Abstract: Maternal vitamin D deficiency has been implicated in adverse pregnancy outcomes. However, the association between vitamin D and inflammation, particularly adipokines, remains unexplored in pregnancy.In 102 overweight or obese pregnant women at high-risk of gestational diabetes (GDM), we investigated relationships between maternal 25-hydroxyvitamin D (25(OH)D) concentrations at 12-15 weeks gestation (baseline) and serum lipids, inflammatory markers, novel adipokines (omentin-1, visfatin, high molecular weight (HMW)-adiponectin), and subsequent pregnancy outcomes (GDM, preeclampsia, preterm birth PTB]). After adjustment for maternal factors (age, BMI, parity, ethnicity, and smoking status), baseline 25(OH)D concentrations were inversely associated with total cholesterol and triglycerides, and positively associated with HMW-adiponectin. Higher baseline 25(OH)D concentrations were associated with decreased fasting and 1-hour post-OGTT glucose and reduced risk of GDM at 26-28 weeks, as well as with longer gestation and reduced risk of PTB upon additional adjustment for caesarean section. Adding HMW-adiponectin to the multivariable models attenuated most associations, and HMW-adiponectin was a significant predictor in the models.Our findings suggest that lower maternal 25(OH)D concentrations in overweight/obese pregnant women at high-risk of GDM are associated with increased cardiometabolic risks during pregnancy and adverse pregnancy outcomes, and that these associations may be mediated by HMW-adiponectin. This article is protected by copyright. All rights reserved.
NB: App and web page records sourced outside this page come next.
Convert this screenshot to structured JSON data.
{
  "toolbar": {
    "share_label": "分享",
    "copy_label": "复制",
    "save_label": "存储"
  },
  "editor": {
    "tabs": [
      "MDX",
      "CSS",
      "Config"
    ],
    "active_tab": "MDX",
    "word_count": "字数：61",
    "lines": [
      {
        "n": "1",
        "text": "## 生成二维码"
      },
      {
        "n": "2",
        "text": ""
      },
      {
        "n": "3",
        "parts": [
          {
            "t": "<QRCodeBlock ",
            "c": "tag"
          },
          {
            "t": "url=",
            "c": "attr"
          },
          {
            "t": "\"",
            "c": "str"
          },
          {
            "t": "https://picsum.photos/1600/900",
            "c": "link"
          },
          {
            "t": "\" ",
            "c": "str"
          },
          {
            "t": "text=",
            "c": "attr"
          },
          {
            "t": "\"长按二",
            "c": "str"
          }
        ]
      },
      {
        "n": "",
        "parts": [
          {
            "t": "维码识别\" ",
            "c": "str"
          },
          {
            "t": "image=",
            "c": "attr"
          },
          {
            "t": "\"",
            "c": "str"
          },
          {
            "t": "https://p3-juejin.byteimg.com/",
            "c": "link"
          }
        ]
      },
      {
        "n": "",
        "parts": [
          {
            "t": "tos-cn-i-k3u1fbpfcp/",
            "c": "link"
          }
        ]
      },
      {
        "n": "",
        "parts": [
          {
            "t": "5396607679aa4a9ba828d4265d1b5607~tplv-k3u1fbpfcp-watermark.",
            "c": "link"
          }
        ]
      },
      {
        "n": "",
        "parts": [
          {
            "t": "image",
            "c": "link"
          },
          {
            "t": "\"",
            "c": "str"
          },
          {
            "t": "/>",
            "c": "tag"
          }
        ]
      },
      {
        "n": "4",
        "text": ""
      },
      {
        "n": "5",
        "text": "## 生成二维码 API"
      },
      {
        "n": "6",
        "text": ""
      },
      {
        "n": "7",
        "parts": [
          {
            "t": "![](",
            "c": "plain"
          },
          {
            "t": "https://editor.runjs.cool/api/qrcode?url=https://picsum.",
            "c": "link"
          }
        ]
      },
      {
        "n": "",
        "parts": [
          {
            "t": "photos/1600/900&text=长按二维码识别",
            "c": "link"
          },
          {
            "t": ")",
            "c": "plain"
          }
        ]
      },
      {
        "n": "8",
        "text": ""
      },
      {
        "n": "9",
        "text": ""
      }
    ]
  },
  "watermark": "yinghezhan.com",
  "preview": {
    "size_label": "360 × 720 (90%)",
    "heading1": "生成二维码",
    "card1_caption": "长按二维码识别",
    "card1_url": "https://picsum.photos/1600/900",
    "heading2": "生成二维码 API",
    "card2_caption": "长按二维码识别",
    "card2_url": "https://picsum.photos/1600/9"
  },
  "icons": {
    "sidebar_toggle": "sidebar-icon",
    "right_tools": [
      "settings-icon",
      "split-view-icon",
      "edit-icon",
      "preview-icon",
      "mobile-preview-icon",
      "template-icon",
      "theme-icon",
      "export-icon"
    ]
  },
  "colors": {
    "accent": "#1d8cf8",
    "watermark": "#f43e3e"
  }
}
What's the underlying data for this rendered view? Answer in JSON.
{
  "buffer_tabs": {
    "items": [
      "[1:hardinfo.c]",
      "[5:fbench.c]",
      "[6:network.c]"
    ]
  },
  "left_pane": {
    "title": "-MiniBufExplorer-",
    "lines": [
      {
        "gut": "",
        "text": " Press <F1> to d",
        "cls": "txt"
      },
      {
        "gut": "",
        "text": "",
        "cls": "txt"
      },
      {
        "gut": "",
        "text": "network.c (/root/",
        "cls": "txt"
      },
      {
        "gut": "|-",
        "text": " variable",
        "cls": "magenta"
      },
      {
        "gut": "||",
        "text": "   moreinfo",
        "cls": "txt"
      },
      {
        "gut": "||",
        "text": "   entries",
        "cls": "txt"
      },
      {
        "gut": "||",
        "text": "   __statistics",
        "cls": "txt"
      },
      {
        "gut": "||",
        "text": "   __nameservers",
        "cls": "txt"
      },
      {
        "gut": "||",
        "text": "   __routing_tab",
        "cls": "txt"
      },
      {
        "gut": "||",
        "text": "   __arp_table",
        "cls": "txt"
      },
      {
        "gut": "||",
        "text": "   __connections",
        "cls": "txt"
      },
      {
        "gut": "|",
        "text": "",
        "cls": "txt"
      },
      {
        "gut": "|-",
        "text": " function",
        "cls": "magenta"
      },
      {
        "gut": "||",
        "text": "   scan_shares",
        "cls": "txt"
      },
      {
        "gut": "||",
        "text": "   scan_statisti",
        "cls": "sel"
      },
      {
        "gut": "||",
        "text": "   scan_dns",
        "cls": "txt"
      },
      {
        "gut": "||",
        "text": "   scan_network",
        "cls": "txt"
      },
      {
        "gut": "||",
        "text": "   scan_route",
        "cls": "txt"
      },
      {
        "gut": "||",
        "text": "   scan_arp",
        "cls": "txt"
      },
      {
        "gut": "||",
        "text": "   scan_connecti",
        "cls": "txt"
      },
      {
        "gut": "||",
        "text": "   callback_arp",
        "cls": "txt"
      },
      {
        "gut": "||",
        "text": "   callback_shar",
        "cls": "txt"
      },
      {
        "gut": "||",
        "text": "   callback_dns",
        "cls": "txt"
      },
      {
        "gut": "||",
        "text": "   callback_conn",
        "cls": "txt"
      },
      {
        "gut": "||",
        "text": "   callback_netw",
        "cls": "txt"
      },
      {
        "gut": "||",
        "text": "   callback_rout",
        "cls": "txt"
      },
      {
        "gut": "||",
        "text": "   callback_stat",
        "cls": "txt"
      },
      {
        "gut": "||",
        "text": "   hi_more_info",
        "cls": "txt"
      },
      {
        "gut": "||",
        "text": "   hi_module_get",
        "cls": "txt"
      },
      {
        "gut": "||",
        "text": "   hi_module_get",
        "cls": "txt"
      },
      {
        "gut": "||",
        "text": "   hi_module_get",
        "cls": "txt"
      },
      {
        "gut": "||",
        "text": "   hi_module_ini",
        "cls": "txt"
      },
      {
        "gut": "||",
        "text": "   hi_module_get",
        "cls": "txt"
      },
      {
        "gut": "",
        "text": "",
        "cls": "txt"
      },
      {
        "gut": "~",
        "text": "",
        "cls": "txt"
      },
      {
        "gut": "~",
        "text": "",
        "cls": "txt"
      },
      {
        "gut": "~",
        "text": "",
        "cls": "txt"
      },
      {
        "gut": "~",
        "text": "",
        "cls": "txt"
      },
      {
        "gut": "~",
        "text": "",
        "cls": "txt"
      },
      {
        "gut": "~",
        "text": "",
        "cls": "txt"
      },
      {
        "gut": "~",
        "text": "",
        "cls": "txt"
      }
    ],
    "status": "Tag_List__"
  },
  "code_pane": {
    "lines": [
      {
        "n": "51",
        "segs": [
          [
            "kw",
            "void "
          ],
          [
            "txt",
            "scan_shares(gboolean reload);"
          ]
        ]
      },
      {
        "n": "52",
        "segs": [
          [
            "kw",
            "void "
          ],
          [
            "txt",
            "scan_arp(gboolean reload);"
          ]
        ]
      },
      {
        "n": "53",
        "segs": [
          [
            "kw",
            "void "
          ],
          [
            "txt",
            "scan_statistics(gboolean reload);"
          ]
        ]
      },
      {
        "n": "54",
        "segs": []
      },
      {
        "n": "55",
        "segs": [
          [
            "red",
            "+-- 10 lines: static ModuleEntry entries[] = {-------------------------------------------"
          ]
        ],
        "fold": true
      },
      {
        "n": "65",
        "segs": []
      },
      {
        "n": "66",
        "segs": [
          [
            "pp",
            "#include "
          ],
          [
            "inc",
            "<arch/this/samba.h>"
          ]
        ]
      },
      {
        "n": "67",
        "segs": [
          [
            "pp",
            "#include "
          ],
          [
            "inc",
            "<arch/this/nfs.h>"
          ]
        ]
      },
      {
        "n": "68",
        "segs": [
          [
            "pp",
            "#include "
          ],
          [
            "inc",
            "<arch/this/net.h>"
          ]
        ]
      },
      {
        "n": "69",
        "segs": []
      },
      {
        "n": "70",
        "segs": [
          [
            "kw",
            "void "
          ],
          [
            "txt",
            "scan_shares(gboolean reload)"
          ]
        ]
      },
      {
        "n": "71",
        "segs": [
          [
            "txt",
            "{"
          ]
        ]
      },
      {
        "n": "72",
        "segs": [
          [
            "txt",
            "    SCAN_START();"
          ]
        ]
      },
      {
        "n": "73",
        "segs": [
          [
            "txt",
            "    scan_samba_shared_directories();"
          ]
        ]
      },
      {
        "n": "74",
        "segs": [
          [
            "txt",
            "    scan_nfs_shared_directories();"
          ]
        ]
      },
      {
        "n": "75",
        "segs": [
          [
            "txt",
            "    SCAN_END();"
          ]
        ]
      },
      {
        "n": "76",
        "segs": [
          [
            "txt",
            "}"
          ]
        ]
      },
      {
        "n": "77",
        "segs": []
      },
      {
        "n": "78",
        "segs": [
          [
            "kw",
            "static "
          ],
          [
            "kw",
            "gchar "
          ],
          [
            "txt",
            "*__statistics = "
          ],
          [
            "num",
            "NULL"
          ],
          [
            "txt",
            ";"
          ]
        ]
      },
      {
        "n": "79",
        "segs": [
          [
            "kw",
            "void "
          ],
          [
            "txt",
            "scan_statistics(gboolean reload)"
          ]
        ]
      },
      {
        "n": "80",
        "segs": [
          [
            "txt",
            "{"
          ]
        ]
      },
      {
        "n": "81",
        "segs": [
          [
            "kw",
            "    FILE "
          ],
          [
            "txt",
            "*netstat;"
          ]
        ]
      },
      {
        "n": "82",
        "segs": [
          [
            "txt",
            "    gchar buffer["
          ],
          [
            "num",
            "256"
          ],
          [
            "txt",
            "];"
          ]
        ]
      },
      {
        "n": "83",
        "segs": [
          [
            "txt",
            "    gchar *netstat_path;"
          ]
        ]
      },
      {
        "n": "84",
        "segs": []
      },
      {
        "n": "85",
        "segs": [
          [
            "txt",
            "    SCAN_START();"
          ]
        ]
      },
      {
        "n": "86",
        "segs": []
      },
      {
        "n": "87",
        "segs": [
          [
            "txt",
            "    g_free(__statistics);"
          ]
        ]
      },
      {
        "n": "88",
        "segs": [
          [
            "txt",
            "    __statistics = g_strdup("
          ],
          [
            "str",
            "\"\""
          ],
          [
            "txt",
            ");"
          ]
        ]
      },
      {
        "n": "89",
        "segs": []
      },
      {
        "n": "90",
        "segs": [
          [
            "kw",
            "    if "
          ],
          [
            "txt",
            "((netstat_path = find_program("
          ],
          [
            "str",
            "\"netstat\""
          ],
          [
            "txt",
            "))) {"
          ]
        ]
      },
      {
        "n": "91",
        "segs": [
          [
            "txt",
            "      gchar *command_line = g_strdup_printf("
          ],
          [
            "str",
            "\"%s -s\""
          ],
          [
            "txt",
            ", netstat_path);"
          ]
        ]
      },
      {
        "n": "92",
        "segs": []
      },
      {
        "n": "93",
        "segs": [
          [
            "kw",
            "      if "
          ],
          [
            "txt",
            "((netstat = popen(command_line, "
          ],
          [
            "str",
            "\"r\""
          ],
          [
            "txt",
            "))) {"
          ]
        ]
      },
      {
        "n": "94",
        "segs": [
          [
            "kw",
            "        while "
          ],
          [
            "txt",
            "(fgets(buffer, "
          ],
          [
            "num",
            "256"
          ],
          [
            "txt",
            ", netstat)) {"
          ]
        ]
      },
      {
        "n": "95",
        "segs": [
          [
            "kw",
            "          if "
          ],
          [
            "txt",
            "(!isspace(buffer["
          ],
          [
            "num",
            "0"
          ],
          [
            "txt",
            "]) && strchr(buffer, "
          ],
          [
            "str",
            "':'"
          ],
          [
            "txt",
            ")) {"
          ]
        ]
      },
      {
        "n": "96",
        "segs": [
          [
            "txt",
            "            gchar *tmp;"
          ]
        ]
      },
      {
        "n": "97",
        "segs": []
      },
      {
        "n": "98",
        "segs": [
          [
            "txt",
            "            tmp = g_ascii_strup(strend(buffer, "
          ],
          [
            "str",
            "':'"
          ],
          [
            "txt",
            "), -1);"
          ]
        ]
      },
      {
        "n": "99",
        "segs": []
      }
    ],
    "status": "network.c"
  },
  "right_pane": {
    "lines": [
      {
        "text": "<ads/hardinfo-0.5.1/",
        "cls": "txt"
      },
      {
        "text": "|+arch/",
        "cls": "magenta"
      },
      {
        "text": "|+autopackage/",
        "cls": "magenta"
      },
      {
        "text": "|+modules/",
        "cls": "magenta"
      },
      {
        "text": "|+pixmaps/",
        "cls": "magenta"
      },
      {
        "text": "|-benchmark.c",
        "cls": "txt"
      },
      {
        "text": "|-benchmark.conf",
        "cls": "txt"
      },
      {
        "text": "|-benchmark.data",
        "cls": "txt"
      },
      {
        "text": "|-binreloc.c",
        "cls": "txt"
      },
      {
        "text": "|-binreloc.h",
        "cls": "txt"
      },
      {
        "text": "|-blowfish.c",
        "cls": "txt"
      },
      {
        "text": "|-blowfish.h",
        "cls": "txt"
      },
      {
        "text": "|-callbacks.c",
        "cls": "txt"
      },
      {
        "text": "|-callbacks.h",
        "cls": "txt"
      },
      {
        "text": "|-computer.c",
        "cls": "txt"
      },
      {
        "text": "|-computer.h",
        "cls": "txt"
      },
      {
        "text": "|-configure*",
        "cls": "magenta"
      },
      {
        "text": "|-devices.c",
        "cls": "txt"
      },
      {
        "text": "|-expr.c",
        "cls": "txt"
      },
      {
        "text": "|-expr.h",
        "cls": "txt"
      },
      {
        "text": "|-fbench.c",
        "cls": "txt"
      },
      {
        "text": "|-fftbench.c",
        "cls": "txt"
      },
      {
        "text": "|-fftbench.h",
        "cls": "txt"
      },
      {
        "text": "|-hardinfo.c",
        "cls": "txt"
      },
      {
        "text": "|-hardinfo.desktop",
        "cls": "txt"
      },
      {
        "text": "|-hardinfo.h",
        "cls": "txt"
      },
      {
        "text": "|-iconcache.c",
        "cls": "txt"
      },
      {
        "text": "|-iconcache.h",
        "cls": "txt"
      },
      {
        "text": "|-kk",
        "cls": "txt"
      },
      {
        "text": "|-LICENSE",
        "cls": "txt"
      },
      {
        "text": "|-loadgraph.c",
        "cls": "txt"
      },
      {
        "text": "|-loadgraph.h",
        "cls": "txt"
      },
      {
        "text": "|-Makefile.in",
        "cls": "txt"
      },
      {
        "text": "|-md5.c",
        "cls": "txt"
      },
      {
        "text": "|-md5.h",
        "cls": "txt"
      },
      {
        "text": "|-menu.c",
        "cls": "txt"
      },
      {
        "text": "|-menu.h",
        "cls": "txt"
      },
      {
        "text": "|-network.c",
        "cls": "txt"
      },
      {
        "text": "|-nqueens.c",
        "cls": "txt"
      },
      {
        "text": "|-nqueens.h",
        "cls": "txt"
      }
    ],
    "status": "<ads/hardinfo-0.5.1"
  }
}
Pub.: 26 Jul '17, Pinned: 27 Aug '17
Abstract: Background: Vitamin D supplementation has been proposed as a potential strategy to prevent type 2 diabetes. Existing clinical trials have been limited by short duration, low doses of vitamin D, variability in participants' vitamin D-deficiency status, and the use of surrogate measures of body composition, insulin sensitivity, and insulin secretion.Objective: To address existing knowledge gaps, we conducted a double-blind, randomized, placebo-controlled trial to investigate whether vitamin D supplementation that is provided in a sufficient dose and duration to vitamin D-deficient individuals would improve insulin sensitivity or secretion as measured with the use of gold-standard methods. We hypothesized that vitamin D supplementation would improve insulin sensitivity and secretion compared with placebo.Design: Sixty-five overweight or obese, vitamin D-deficient (25-hydroxyvitamin D [25(OH)D] concentration ≤50 nmol/L) adults were randomly assigned to receive either a bolus oral dose of 100,000 IU cholecalciferol followed by 4000 IU cholecalciferol/d or a matching placebo for 16 wk. Before and after the intervention, participants received gold-standard assessments of body composition (via dual X-ray absorptiometry), insulin sensitivity (via hyperinsulinemic-euglycemic clamps), and insulin secretion [via an intravenous-glucose-tolerance tests (IVGTTs)].Results: Fifty-four participants completed the study [35 men and 19 women; mean ± SD age: 31.9 ± 8.5 y; body mass index (in kg/m(2)): 30.9 ± 4.4]. 25(OH)D increased with vitamin D supplementation compared with placebo (57.0 ± 21.3 compared with 1.9 ± 15.1 nmol/L, respectively; P = 0.02). Vitamin D and placebo groups did not differ in change in insulin sensitivity (0.02 ± 2.0 compared with -0.03 ± 2.8 mg · kg(-1) · min(-1), respectively; P = 0.9) or first-phase insulin secretion (-21 ± 212 compared with 24 ± 184 mU/L, respectively; P = 0.9). Results remained nonsignificant after adjustment for age, sex, percentage of body fat, sun exposure, physical activity, and dietary vitamin D intake (P > 0.1).Conclusions: Vitamin D supplementation does not improve insulin sensitivity or secretion in vitamin D-deficient, overweight or obese adults, despite using high-dose vitamin D supplementation and robust endpoint measures. Therefore, it is unlikely that vitamin D supplementation would be an effective strategy for reducing diabetes risk even in vitamin D-deficient populations. This trial was registered at clinicaltrials.gov as NCT02112721.
Pub.: 12 May '17, Pinned: 27 Aug '17